Beginning next year, the BlueCard Worldwide plan will include physicians in its overseas network, which has contracts with 106 hospitals in 37 countries.
The move will mean that any of the 500,000 people enrolled overseas in the Blues international program, called BlueCard Worldwide, can get physician care nearly anywhere in the world.
"We hope to cover virtually every country where there is an appropriate physician," says Barry Weinrebe, director of BlueCard Worldwide. "If we don't have an appropriate physician, we will do our best to get (an enrollee) to the closest physician."
The Blues began the BlueCard Worldwide program in 1997. The Blues had hoped to expand the hospital network to 45 countries by year-end but won't meet that goal until the first quarter of 1999, says Pat Hays, president of the Blue Cross and Blue Shield Association, Chicago.
The hospital locations were chosen to cover heavily traveled tourist destinations and areas with a significant concentration of U.S. government workers, Hays says. Foreign countries with the most hospital contracts are, in descending order, Germany, the United Kingdom, France, Japan and Italy.
All hospitals in the Blues' international network must meet certain criteria: Their blood supplies must comply with World Health Organization blood standards; and they must have English-speaking personnel on staff, 24-hour emergency services and an intensive-care unit. The hospitals charge the enrollee for copayments and deductibles but bill the Blues directly for the service.

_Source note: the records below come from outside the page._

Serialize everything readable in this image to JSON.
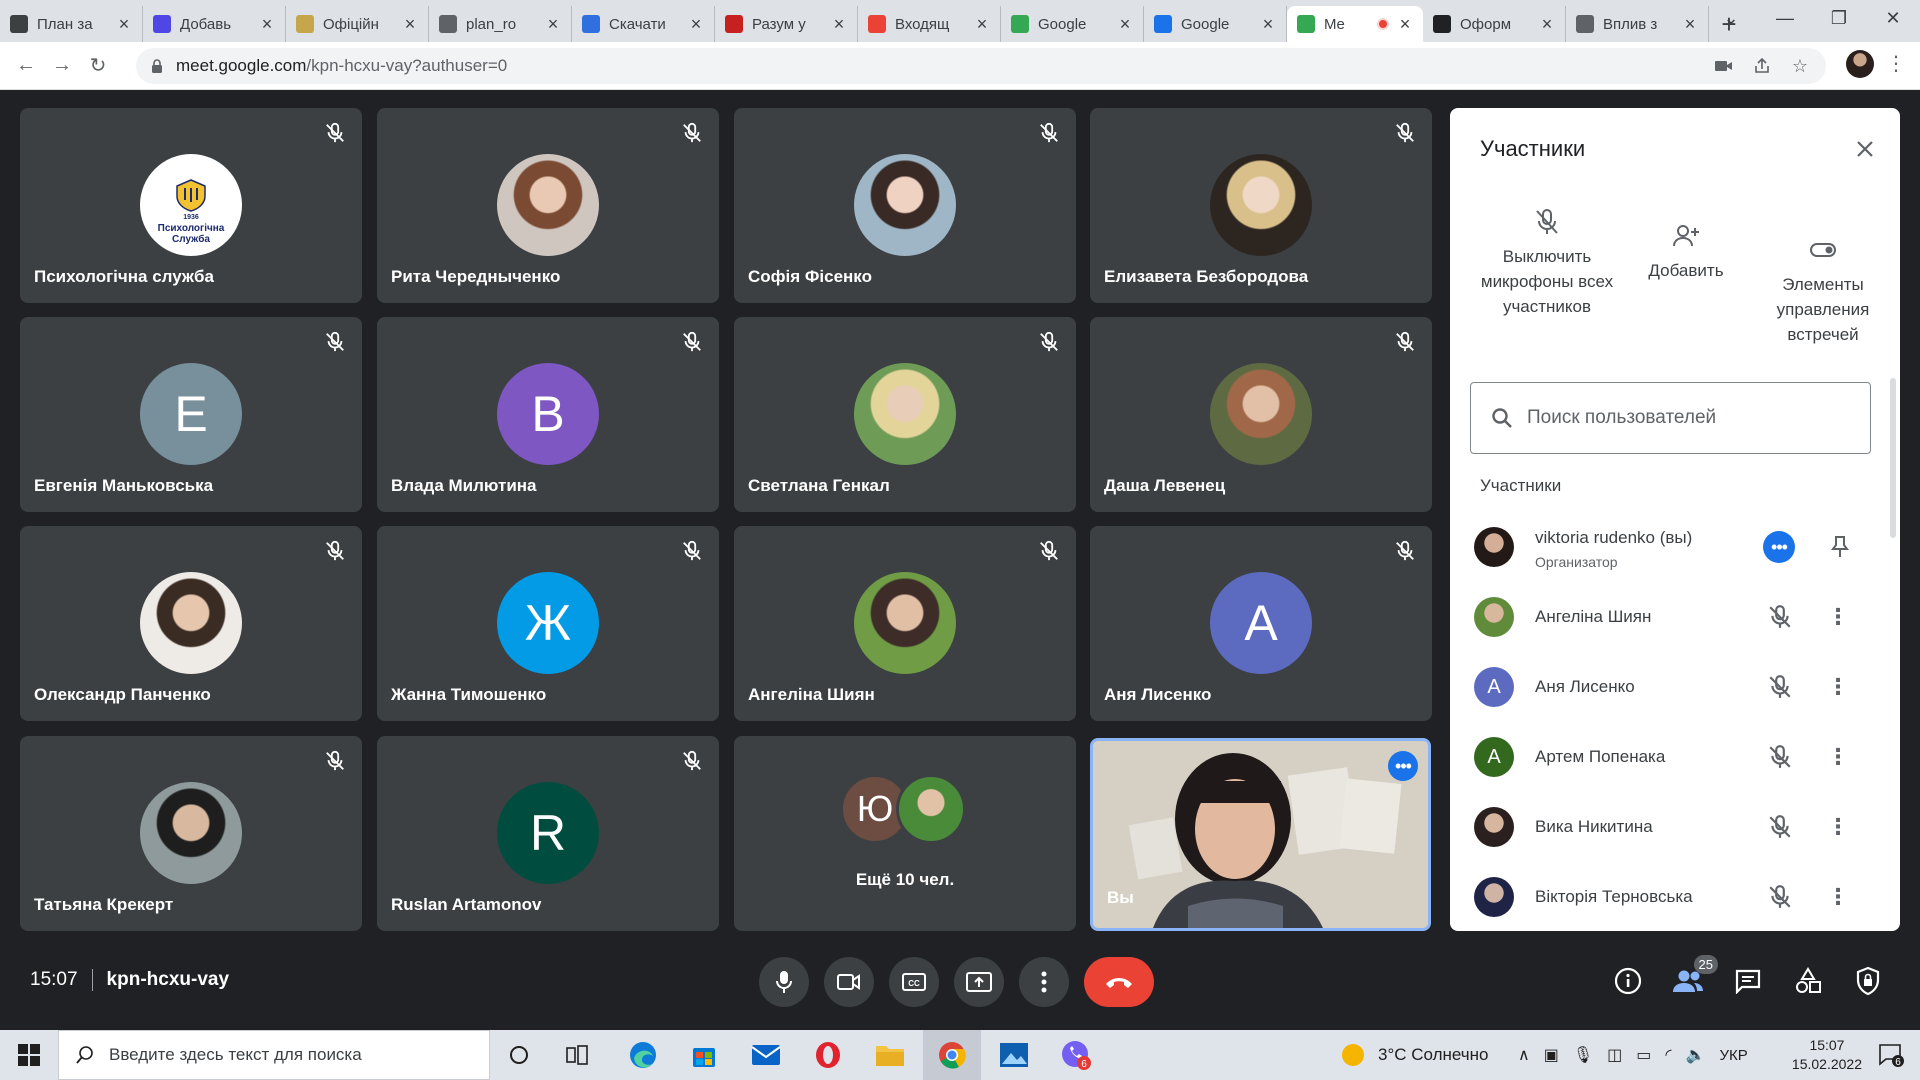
{
  "browser": {
    "tabs": [
      {
        "title": "План за",
        "color": "#3c4043",
        "icon": "graduation-cap-icon"
      },
      {
        "title": "Добавь",
        "color": "#4f46e5",
        "icon": "shield-icon"
      },
      {
        "title": "Офіційн",
        "color": "#c5a64a",
        "icon": "crest-icon"
      },
      {
        "title": "plan_ro",
        "color": "#5f6368",
        "icon": "globe-icon"
      },
      {
        "title": "Скачати",
        "color": "#2f6fde",
        "icon": "heart-icon"
      },
      {
        "title": "Разум у",
        "color": "#c5221f",
        "icon": "book-icon"
      },
      {
        "title": "Входящ",
        "color": "#ea4335",
        "icon": "gmail-icon"
      },
      {
        "title": "Google",
        "color": "#34a853",
        "icon": "meet-icon"
      },
      {
        "title": "Google",
        "color": "#1a73e8",
        "icon": "calendar-icon"
      },
      {
        "title": "Me",
        "color": "#34a853",
        "icon": "meet-icon",
        "active": true
      },
      {
        "title": "Оформ",
        "color": "#202124",
        "icon": "magnet-icon"
      },
      {
        "title": "Вплив з",
        "color": "#5f6368",
        "icon": "globe-icon"
      }
    ],
    "new_tab": "+",
    "url_host": "meet.google.com",
    "url_path": "/kpn-hcxu-vay?authuser=0"
  },
  "tiles": [
    {
      "name": "Психологічна служба",
      "type": "logo",
      "logo_text": "Психологічна Служба",
      "logo_year": "1936"
    },
    {
      "name": "Рита Чередныченко",
      "type": "photo",
      "tones": [
        "#e9c9b3",
        "#7b4a33",
        "#cfc6c0"
      ]
    },
    {
      "name": "Софія Фісенко",
      "type": "photo",
      "tones": [
        "#efd2c2",
        "#3a2a25",
        "#9fb6c6"
      ]
    },
    {
      "name": "Елизавета Безбородова",
      "type": "photo",
      "tones": [
        "#f0d8c6",
        "#d9c08a",
        "#2d2620"
      ]
    },
    {
      "name": "Евгенія Маньковська",
      "type": "letter",
      "letter": "Е",
      "color": "#78909c"
    },
    {
      "name": "Влада Милютина",
      "type": "letter",
      "letter": "В",
      "color": "#7e57c2"
    },
    {
      "name": "Светлана Генкал",
      "type": "photo",
      "tones": [
        "#e8cdb8",
        "#e3d49a",
        "#6e9c57"
      ]
    },
    {
      "name": "Даша Левенец",
      "type": "photo",
      "tones": [
        "#e2c0a8",
        "#a06848",
        "#5d6a42"
      ]
    },
    {
      "name": "Олександр Панченко",
      "type": "photo",
      "tones": [
        "#e6c7ae",
        "#3a2b23",
        "#eeeae6"
      ]
    },
    {
      "name": "Жанна Тимошенко",
      "type": "letter",
      "letter": "Ж",
      "color": "#039be5"
    },
    {
      "name": "Ангеліна Шиян",
      "type": "photo",
      "tones": [
        "#e1bfa4",
        "#3d2c28",
        "#6f9c45"
      ]
    },
    {
      "name": "Аня Лисенко",
      "type": "letter",
      "letter": "А",
      "color": "#5c6bc0"
    },
    {
      "name": "Татьяна Крекерт",
      "type": "photo",
      "tones": [
        "#d8b9a0",
        "#1e1e1e",
        "#8e9a9c"
      ]
    },
    {
      "name": "Ruslan Artamonov",
      "type": "letter",
      "letter": "R",
      "color": "#004d40"
    }
  ],
  "others_tile": {
    "label": "Ещё 10 чел.",
    "letter": "Ю",
    "letter_color": "#6d4c41"
  },
  "self_tile": {
    "name": "Вы"
  },
  "panel": {
    "title": "Участники",
    "actions": {
      "mute_all": "Выключить микрофоны всех участников",
      "add": "Добавить",
      "controls": "Элементы управления встречей"
    },
    "search_placeholder": "Поиск пользователей",
    "section": "Участники",
    "people": [
      {
        "name": "viktoria rudenko (вы)",
        "role": "Организатор",
        "type": "photo",
        "tones": [
          "#d4ae96",
          "#231a18"
        ]
      },
      {
        "name": "Ангеліна Шиян",
        "type": "photo",
        "tones": [
          "#d8b89c",
          "#5f8b3a"
        ]
      },
      {
        "name": "Аня Лисенко",
        "type": "letter",
        "letter": "А",
        "color": "#5c6bc0"
      },
      {
        "name": "Артем Попенака",
        "type": "letter",
        "letter": "А",
        "color": "#33691e"
      },
      {
        "name": "Вика Никитина",
        "type": "photo",
        "tones": [
          "#d7b6a0",
          "#2b2020"
        ]
      },
      {
        "name": "Вікторія Терновська",
        "type": "photo",
        "tones": [
          "#cfb4a6",
          "#1f2345"
        ]
      }
    ]
  },
  "footer": {
    "time": "15:07",
    "meeting_code": "kpn-hcxu-vay",
    "participants_count": "25"
  },
  "taskbar": {
    "search_placeholder": "Введите здесь текст для поиска",
    "weather": "3°C  Солнечно",
    "language": "УКР",
    "clock_time": "15:07",
    "clock_date": "15.02.2022",
    "notifications": "6",
    "viber_badge": "6"
  },
  "colors": {
    "meet_bg": "#202124",
    "tile_bg": "#3c4043",
    "accent": "#1a73e8",
    "hangup": "#ea4335"
  }
}
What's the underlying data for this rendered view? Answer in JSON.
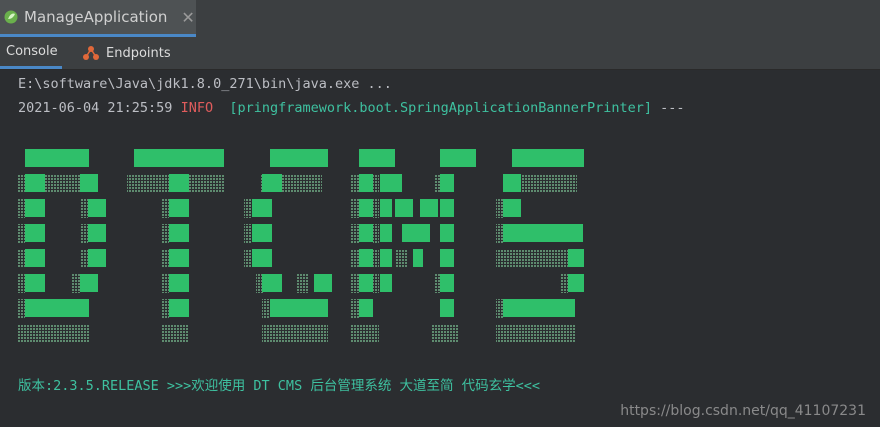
{
  "window": {
    "tab_title": "ManageApplication",
    "close_glyph": "✕"
  },
  "subtabs": [
    {
      "label": "Console",
      "active": true
    },
    {
      "label": "Endpoints",
      "icon": "endpoints-icon",
      "active": false
    }
  ],
  "console": {
    "command_line": "E:\\software\\Java\\jdk1.8.0_271\\bin\\java.exe ...",
    "log": {
      "timestamp": "2021-06-04 21:25:59",
      "level": "INFO",
      "logger": "[pringframework.boot.SpringApplicationBannerPrinter]",
      "dashes": "---"
    },
    "banner_text": "DTCMS",
    "status": "版本:2.3.5.RELEASE >>>欢迎使用 DT CMS 后台管理系统 大道至简 代码玄学<<<"
  },
  "watermark": "https://blog.csdn.net/qq_41107231",
  "colors": {
    "banner_green": "#2fbf6a",
    "banner_shade": "#5e8b6f",
    "info_red": "#e05c5c",
    "logger_teal": "#3ec1a0",
    "accent_blue": "#4a88c7"
  }
}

Physicians also must meet certain licensing criteria and must speak English, Weinrebe says.
The national Blues association will not contract with the physicians the way it does with the hospitals, because of the difficulty in executing hundreds of physician contracts. Instead, it will function more as a "referral service," Hays says.
The Blues began the overseas network for several reasons, Hays says. One is "brand protection."
"There is an element of `use it or lose it' in international law," Hays says. "You either use (the brand), or you can lose it."
The overseas network also gives Blues plans a competitive advantage, especially with large employers that have a significant foreign presence-for example United Airlines and the federal government, which is the largest overseas employer.